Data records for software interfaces
= = =

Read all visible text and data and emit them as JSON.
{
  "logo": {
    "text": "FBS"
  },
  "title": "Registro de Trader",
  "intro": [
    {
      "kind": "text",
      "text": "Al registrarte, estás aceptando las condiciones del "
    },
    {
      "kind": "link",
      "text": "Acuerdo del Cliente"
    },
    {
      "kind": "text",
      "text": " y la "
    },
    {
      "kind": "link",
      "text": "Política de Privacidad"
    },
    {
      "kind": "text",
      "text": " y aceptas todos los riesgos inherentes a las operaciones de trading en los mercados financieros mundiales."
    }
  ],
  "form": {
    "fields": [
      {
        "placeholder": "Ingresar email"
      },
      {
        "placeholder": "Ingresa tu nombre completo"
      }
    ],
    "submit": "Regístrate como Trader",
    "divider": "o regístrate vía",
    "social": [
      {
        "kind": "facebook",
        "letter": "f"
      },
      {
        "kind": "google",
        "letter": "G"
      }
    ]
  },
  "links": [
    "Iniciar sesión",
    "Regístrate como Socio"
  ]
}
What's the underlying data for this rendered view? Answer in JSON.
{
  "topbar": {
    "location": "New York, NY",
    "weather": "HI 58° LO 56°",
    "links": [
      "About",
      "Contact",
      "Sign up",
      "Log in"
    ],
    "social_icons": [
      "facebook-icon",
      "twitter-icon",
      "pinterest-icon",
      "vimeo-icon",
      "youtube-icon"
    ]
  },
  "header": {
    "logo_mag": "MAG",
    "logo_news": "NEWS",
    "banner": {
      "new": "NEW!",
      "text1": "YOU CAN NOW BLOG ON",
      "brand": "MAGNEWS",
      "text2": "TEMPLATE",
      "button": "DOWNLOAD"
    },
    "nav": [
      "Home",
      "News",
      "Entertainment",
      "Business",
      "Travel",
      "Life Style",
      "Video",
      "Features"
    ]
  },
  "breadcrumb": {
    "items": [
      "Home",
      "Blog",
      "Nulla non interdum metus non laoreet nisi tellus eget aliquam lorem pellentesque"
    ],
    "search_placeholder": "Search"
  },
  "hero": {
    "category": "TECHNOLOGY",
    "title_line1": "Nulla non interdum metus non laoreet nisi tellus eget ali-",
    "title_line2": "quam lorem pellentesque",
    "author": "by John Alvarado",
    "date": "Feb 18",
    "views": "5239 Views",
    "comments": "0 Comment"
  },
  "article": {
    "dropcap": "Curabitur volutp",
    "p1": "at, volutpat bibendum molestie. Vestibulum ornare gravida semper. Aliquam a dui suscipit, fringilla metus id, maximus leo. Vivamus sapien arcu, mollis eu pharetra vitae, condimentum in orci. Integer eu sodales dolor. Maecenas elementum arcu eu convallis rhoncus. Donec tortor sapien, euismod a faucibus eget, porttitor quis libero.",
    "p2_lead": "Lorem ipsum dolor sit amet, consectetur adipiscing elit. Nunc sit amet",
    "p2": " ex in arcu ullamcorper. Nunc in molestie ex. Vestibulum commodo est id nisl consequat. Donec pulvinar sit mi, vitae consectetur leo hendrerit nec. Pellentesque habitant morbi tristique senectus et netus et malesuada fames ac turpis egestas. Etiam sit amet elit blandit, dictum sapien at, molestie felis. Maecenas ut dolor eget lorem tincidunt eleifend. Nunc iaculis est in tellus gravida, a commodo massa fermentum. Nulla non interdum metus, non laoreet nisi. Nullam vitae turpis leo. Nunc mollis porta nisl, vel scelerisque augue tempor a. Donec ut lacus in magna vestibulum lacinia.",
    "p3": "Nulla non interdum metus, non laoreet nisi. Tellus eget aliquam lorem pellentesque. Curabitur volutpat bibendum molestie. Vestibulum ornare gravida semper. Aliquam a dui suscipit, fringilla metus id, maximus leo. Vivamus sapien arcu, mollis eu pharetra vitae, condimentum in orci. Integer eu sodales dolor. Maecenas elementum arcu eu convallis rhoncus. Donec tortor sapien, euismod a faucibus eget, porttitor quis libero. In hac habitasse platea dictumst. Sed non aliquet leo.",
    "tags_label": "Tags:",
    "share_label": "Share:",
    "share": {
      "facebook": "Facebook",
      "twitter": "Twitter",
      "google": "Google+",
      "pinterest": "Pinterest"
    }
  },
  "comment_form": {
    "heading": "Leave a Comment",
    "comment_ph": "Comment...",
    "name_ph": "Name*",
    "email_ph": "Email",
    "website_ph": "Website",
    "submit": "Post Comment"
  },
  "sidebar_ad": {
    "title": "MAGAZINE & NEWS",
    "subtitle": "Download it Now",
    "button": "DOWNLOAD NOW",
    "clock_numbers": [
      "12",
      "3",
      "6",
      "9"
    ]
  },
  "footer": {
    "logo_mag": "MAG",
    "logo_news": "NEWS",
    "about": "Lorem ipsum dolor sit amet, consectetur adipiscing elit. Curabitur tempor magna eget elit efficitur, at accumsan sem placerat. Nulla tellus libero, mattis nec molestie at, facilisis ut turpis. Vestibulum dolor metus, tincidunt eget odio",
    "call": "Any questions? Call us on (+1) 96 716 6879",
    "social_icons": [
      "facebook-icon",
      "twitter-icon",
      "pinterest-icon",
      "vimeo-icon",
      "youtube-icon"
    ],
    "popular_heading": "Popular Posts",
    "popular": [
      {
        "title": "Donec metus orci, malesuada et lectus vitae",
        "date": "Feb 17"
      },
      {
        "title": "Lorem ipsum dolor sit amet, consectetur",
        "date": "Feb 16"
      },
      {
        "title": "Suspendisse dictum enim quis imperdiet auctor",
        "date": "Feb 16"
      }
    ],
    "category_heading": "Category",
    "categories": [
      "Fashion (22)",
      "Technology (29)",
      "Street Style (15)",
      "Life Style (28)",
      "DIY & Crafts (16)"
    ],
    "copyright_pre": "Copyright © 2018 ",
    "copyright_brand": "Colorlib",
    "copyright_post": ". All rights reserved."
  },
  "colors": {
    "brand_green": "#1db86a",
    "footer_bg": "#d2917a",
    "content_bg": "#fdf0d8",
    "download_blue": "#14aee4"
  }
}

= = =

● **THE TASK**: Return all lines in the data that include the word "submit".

● **COMPLETED EXERCISE**:
    "submit": "Regístrate como Trader",
    "submit": "Post Comment"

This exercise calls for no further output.